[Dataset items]
┄┄┄┄┄┄┄┄┄┄┄┄┄┄┄┄┄┄┄┄

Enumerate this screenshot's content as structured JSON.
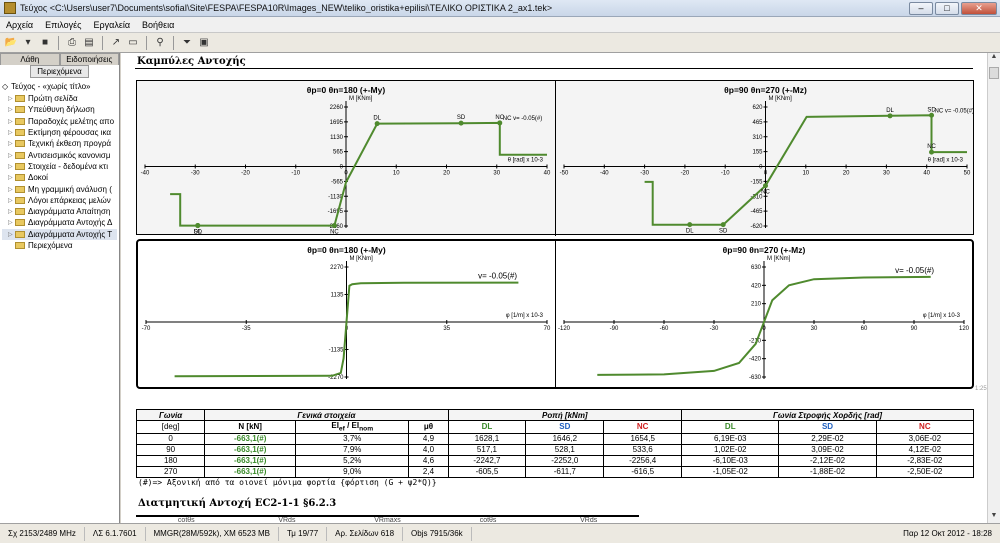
{
  "window": {
    "title": "Τεύχος <C:\\Users\\user7\\Documents\\sofiaI\\Site\\FESPA\\FESPA10R\\Images_NEW\\teliko_oristika+epilisi\\ΤΕΛΙΚΟ ΟΡΙΣΤΙΚΑ 2_ax1.tek>",
    "minimize": "–",
    "maximize": "□",
    "close": "✕"
  },
  "menu": [
    "Αρχεία",
    "Επιλογές",
    "Εργαλεία",
    "Βοήθεια"
  ],
  "sidebar": {
    "tabs": [
      "Λάθη",
      "Ειδοποιήσεις"
    ],
    "active_tab": "Περιεχόμενα",
    "root": "Τεύχος - «χωρίς τίτλο»",
    "items": [
      {
        "label": "Πρώτη σελίδα",
        "selected": false
      },
      {
        "label": "Υπεύθυνη δήλωση",
        "selected": false
      },
      {
        "label": "Παραδοχές μελέτης απο",
        "selected": false
      },
      {
        "label": "Εκτίμηση φέρουσας ικα",
        "selected": false
      },
      {
        "label": "Τεχνική έκθεση προγρά",
        "selected": false
      },
      {
        "label": "Αντισεισμικός κανονισμ",
        "selected": false
      },
      {
        "label": "Στοιχεία - δεδομένα κτι",
        "selected": false
      },
      {
        "label": "Δοκοί",
        "selected": false
      },
      {
        "label": "Μη γραμμική ανάλυση (",
        "selected": false
      },
      {
        "label": "Λόγοι επάρκειας μελών",
        "selected": false
      },
      {
        "label": "Διαγράμματα Απαίτηση",
        "selected": false
      },
      {
        "label": "Διαγράμματα Αντοχής Δ",
        "selected": false
      },
      {
        "label": "Διαγράμματα Αντοχής Τ",
        "selected": true
      },
      {
        "label": "Περιεχόμενα",
        "selected": false
      }
    ]
  },
  "main": {
    "section_title": "Καμπύλες Αντοχής",
    "scroll_mark": "1:25"
  },
  "chart_data": [
    {
      "type": "line",
      "title": "θp=0 θn=180 (+-My)",
      "ylabel": "M [KNm]",
      "xlabel": "θ [rad] x 10-3",
      "xlim": [
        -40,
        40
      ],
      "xticks": [
        "-40",
        "-30",
        "-20",
        "-10",
        "0",
        "10",
        "20",
        "30",
        "40"
      ],
      "yticks": [
        "2260",
        "1695",
        "1130",
        "565",
        "0",
        "-565",
        "-1130",
        "-1695",
        "-2260"
      ],
      "annotation": "NC v= -0.05(#)",
      "points_labels": [
        "DL",
        "SD",
        "NC"
      ],
      "series": [
        {
          "x": [
            -35,
            -33,
            -33,
            -29.5,
            -29.5,
            -2.3,
            0,
            6.2,
            22.9,
            30.6,
            30.6,
            40
          ],
          "y": [
            -1050,
            -1050,
            -2243,
            -2243,
            -2243,
            -2243,
            -600,
            1628,
            1646,
            1655,
            450,
            450
          ]
        }
      ]
    },
    {
      "type": "line",
      "title": "θp=90 θn=270 (+-Mz)",
      "ylabel": "M [KNm]",
      "xlabel": "θ [rad] x 10-3",
      "xlim": [
        -50,
        50
      ],
      "xticks": [
        "-50",
        "-40",
        "-30",
        "-20",
        "-10",
        "0",
        "10",
        "20",
        "30",
        "40",
        "50"
      ],
      "yticks": [
        "620",
        "465",
        "310",
        "155",
        "0",
        "-155",
        "-310",
        "-465",
        "-620"
      ],
      "annotation": "NC v= -0.05(#)",
      "points_labels": [
        "DL",
        "SD",
        "NC"
      ],
      "series": [
        {
          "x": [
            -30,
            -28,
            -28,
            -18.8,
            -10.5,
            0,
            10.2,
            30.9,
            41.2,
            41.2,
            50
          ],
          "y": [
            -160,
            -160,
            -606,
            -606,
            -606,
            -200,
            517,
            528,
            534,
            150,
            150
          ]
        }
      ]
    },
    {
      "type": "line",
      "title": "θp=0 θn=180 (+-My)",
      "ylabel": "M [KNm]",
      "xlabel": "φ [1/m] x 10-3",
      "xlim": [
        -70,
        70
      ],
      "xticks": [
        "-70",
        "-35",
        "0",
        "35",
        "70"
      ],
      "yticks": [
        "2270",
        "1135",
        "-1135",
        "-2270"
      ],
      "annotation": "v= -0.05(#)",
      "series": [
        {
          "x": [
            -60,
            -5,
            -2,
            -1,
            0,
            1,
            2,
            5,
            20,
            60
          ],
          "y": [
            -2243,
            -2220,
            -2100,
            -1500,
            0,
            1500,
            1560,
            1600,
            1620,
            1628
          ]
        }
      ]
    },
    {
      "type": "line",
      "title": "θp=90 θn=270 (+-Mz)",
      "ylabel": "M [KNm]",
      "xlabel": "φ [1/m] x 10-3",
      "xlim": [
        -120,
        120
      ],
      "xticks": [
        "-120",
        "-90",
        "-60",
        "-30",
        "0",
        "30",
        "60",
        "90",
        "120"
      ],
      "yticks": [
        "630",
        "420",
        "210",
        "-210",
        "-420",
        "-630"
      ],
      "annotation": "v= -0.05(#)",
      "series": [
        {
          "x": [
            -100,
            -60,
            -30,
            -15,
            -5,
            0,
            5,
            15,
            30,
            60,
            100
          ],
          "y": [
            -606,
            -600,
            -560,
            -470,
            -250,
            0,
            250,
            420,
            490,
            510,
            517
          ]
        }
      ]
    }
  ],
  "table": {
    "headers": {
      "angle": "Γωνία",
      "angle_unit": "[deg]",
      "general": "Γενικά στοιχεία",
      "moment": "Ροπή [kNm]",
      "rotation": "Γωνία Στροφής Χορδής [rad]",
      "n": "Ν [kN]",
      "ei": "EI_ef / EI_nom",
      "mu": "μθ",
      "dl": "DL",
      "sd": "SD",
      "nc": "NC"
    },
    "rows": [
      {
        "angle": "0",
        "n": "-663,1(#)",
        "ei": "3,7%",
        "mu": "4,9",
        "m_dl": "1628,1",
        "m_sd": "1646,2",
        "m_nc": "1654,5",
        "r_dl": "6,19E-03",
        "r_sd": "2,29E-02",
        "r_nc": "3,06E-02"
      },
      {
        "angle": "90",
        "n": "-663,1(#)",
        "ei": "7,9%",
        "mu": "4,0",
        "m_dl": "517,1",
        "m_sd": "528,1",
        "m_nc": "533,6",
        "r_dl": "1,02E-02",
        "r_sd": "3,09E-02",
        "r_nc": "4,12E-02"
      },
      {
        "angle": "180",
        "n": "-663,1(#)",
        "ei": "5,2%",
        "mu": "4,6",
        "m_dl": "-2242,7",
        "m_sd": "-2252,0",
        "m_nc": "-2256,4",
        "r_dl": "-6,10E-03",
        "r_sd": "-2,12E-02",
        "r_nc": "-2,83E-02"
      },
      {
        "angle": "270",
        "n": "-663,1(#)",
        "ei": "9,0%",
        "mu": "2,4",
        "m_dl": "-605,5",
        "m_sd": "-611,7",
        "m_nc": "-616,5",
        "r_dl": "-1,05E-02",
        "r_sd": "-1,88E-02",
        "r_nc": "-2,50E-02"
      }
    ]
  },
  "note": "(#)=> Αξονική από τα οιονεί μόνιμα φορτία {φόρτιση (G + ψ2*Q)}",
  "subsection": {
    "title": "Διατμητική Αντοχή EC2-1-1 §6.2.3",
    "columns": [
      "cotθs",
      "VRds",
      "VRmaxs",
      "cotθs",
      "VRds"
    ]
  },
  "status": {
    "cpu": "Σχ 2153/2489 MHz",
    "version": "ΛΣ 6.1.7601",
    "mem": "MMGR(28M/592k), XM 6523 MB",
    "page": "Τμ 19/77",
    "pages": "Αρ. Σελίδων 618",
    "objs": "Objs 7915/36k",
    "date": "Παρ 12 Οκτ 2012 - 18:28"
  },
  "colors": {
    "curve": "#4f8a2e",
    "dl": "#3a8a2a",
    "sd": "#2060c0",
    "nc": "#d02020"
  }
}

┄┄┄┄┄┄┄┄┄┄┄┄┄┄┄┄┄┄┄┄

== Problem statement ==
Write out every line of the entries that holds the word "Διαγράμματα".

== Response to this task ==
        "label": "Διαγράμματα Απαίτηση",
        "label": "Διαγράμματα Αντοχής Δ",
        "label": "Διαγράμματα Αντοχής Τ",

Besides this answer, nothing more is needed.